    A second tragedy hit Clark and her family after they returned. In 2005, her family lost their home and just about everything they owned to Hurricane Katrina. A Red Cross volunteer found her. “That woman said she’d been told I needed food,” she said. “She took me to the store.” The paths of Red Cross and Clark crossed again and she began working as a caseworker in her home Red Cross chapter in Biloxi.

    In South Carolina, Clark is assigned to one of the shelters housing people displaced from the flood, keeping busy with everything from greeting late-night arrivals, to holding a frightened child. For her, the long hours and sometimes hard work at the shelter is all worth it. “Meeting people and listening to their story and telling them it’s going to be all right - I want to let them know they can make it,” she said.

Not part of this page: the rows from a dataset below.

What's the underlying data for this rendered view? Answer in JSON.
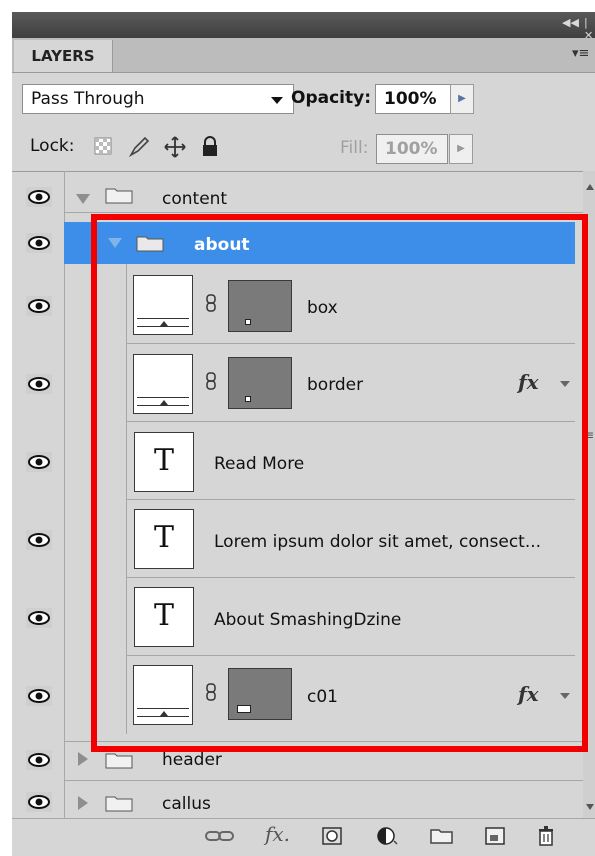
{
  "panel": {
    "tab_label": "LAYERS",
    "blend_mode": "Pass Through",
    "opacity_label": "Opacity:",
    "opacity_value": "100%",
    "lock_label": "Lock:",
    "fill_label": "Fill:",
    "fill_value": "100%"
  },
  "layers": [
    {
      "name": "content",
      "kind": "group",
      "expanded": true
    },
    {
      "name": "about",
      "kind": "group",
      "expanded": true,
      "selected": true
    },
    {
      "name": "box",
      "kind": "shape"
    },
    {
      "name": "border",
      "kind": "shape",
      "fx": "fx"
    },
    {
      "name": "Read More",
      "kind": "text"
    },
    {
      "name": "Lorem ipsum dolor sit amet, consect...",
      "kind": "text"
    },
    {
      "name": "About SmashingDzine",
      "kind": "text"
    },
    {
      "name": "c01",
      "kind": "shape",
      "fx": "fx"
    },
    {
      "name": "header",
      "kind": "group",
      "expanded": false
    },
    {
      "name": "callus",
      "kind": "group",
      "expanded": false
    }
  ],
  "thumb_letter": "T",
  "colors": {
    "panel_bg": "#d6d6d6",
    "selection": "#3d8ee8",
    "highlight_box": "#f20000"
  },
  "icons": {
    "visibility": "eye-icon",
    "group": "folder-icon",
    "link": "chain-link-icon",
    "bottom": [
      "link-layers-icon",
      "fx-icon",
      "layer-mask-icon",
      "adjustment-layer-icon",
      "new-group-icon",
      "new-layer-icon",
      "trash-icon"
    ]
  }
}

    WHAT YOU CAN DO The Red Cross depends on the continued support of the public to help people affected by disasters big and small. People can help by donating to Red Cross Disaster Relief to support disasters big and small by visiting, calling 1-800-RED CROSS or texting the word REDCROSS to 90999 to make a $10 donation. Donations to Disaster Relief will be used to prepare for, respond to and help people recover from disasters big and small.

    It’s a good idea to download the free Red Cross Emergency App to get emergency alerts, find out where shelters are and have flooding safety information immediately available. The app can be found in smartphone app stores by searching for the American Red Cross or going to Download the Red Cross Monster Guard App to teach children what to do in case of a flood or other disaster. Flood safety information is available here.

    About the American Red Cross:
    The American Red Cross shelters, feeds and provides emotional support to victims of disasters; supplies about 40 percent of the nation's blood; teaches skills that save lives; provides international humanitarian aid; and supports military members and their families. The Red Cross is a not-for-profit organization that depends on volunteers and the generosity of the American public to perform its mission. For more information, please visit or, or visit us on Twitter at @RedCross.